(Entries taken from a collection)
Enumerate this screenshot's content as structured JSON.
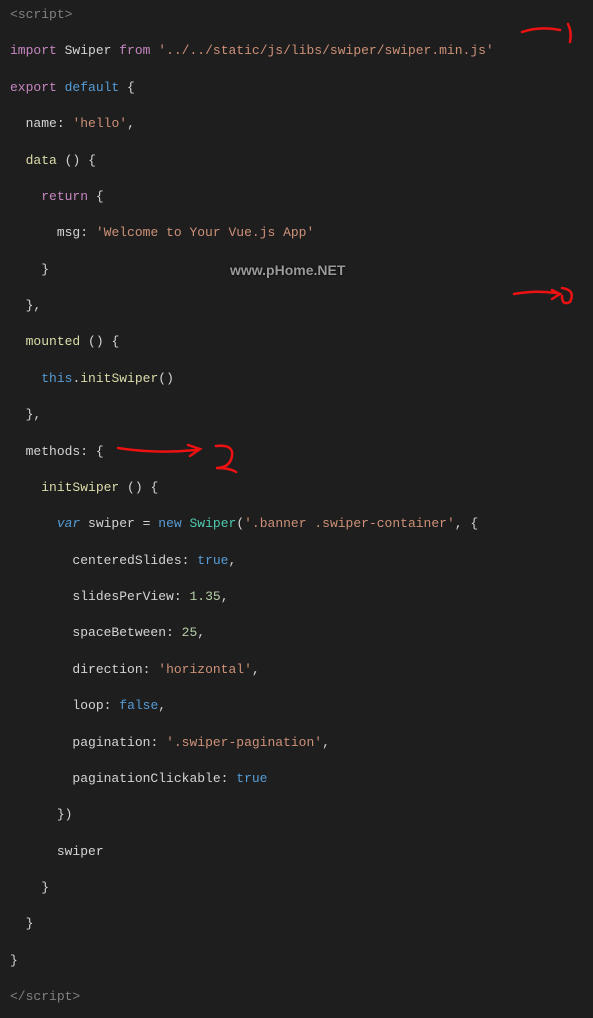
{
  "watermark": "www.pHome.NET",
  "annotations": {
    "one": "1",
    "two": "2",
    "three": "3"
  },
  "code": {
    "l01": {
      "tag_open": "<",
      "tag_name": "script",
      "tag_close": ">"
    },
    "l02": {
      "kw1": "import",
      "ident": "Swiper",
      "kw2": "from",
      "str": "'../../static/js/libs/swiper/swiper.min.js'"
    },
    "l03": {
      "kw1": "export",
      "kw2": "default",
      "punct": "{"
    },
    "l04": {
      "prop": "name",
      "colon": ":",
      "str": "'hello'",
      "comma": ","
    },
    "l05": {
      "prop": "data",
      "paren": "()",
      "brace": "{"
    },
    "l06": {
      "kw": "return",
      "brace": "{"
    },
    "l07": {
      "prop": "msg",
      "colon": ":",
      "str": "'Welcome to Your Vue.js App'"
    },
    "l08": {
      "brace": "}"
    },
    "l09": {
      "brace": "}",
      "comma": ","
    },
    "l10": {
      "prop": "mounted",
      "paren": "()",
      "brace": "{"
    },
    "l11": {
      "kw": "this",
      "dot": ".",
      "func": "initSwiper",
      "paren": "()"
    },
    "l12": {
      "brace": "}",
      "comma": ","
    },
    "l13": {
      "prop": "methods",
      "colon": ":",
      "brace": "{"
    },
    "l14": {
      "func": "initSwiper",
      "paren": "()",
      "brace": "{"
    },
    "l15": {
      "kw1": "var",
      "ident": "swiper",
      "eq": "=",
      "kw2": "new",
      "cls": "Swiper",
      "open": "(",
      "str": "'.banner .swiper-container'",
      "comma": ",",
      "brace": "{"
    },
    "l16": {
      "prop": "centeredSlides",
      "colon": ":",
      "val": "true",
      "comma": ","
    },
    "l17": {
      "prop": "slidesPerView",
      "colon": ":",
      "val": "1.35",
      "comma": ","
    },
    "l18": {
      "prop": "spaceBetween",
      "colon": ":",
      "val": "25",
      "comma": ","
    },
    "l19": {
      "prop": "direction",
      "colon": ":",
      "val": "'horizontal'",
      "comma": ","
    },
    "l20": {
      "prop": "loop",
      "colon": ":",
      "val": "false",
      "comma": ","
    },
    "l21": {
      "prop": "pagination",
      "colon": ":",
      "val": "'.swiper-pagination'",
      "comma": ","
    },
    "l22": {
      "prop": "paginationClickable",
      "colon": ":",
      "val": "true"
    },
    "l23": {
      "brace": "})"
    },
    "l24": {
      "ident": "swiper"
    },
    "l25": {
      "brace": "}"
    },
    "l26": {
      "brace": "}"
    },
    "l27": {
      "brace": "}"
    },
    "l28": {
      "tag_open": "</",
      "tag_name": "script",
      "tag_close": ">"
    }
  }
}
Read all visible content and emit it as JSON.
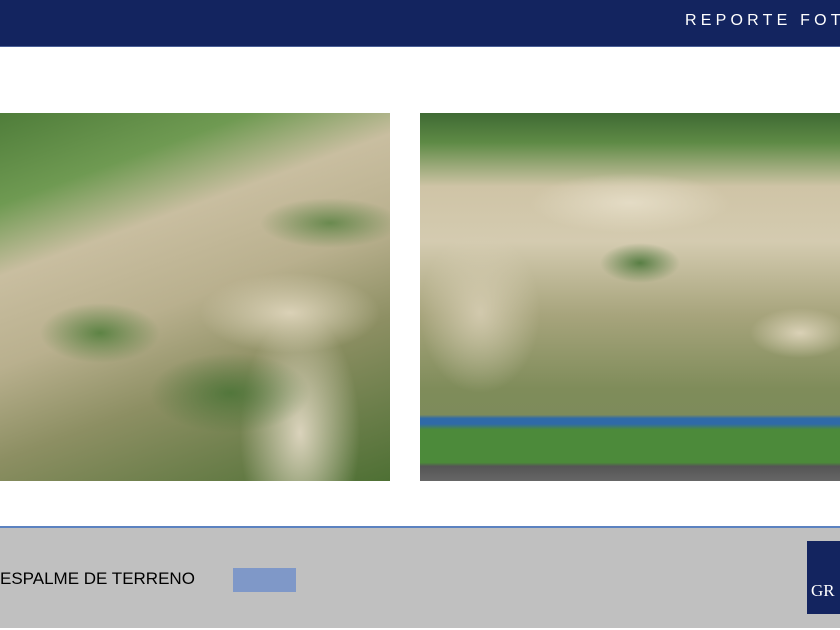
{
  "header": {
    "title": "REPORTE FOTO"
  },
  "photos": [
    {
      "subject": "aerial-view-land-clearing-left"
    },
    {
      "subject": "aerial-view-land-clearing-right"
    }
  ],
  "footer": {
    "label": "ESPALME DE TERRENO",
    "swatch_color": "#7f98c8",
    "logo_text": "GR"
  }
}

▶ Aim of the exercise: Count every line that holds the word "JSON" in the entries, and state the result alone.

▶ Written reply: 2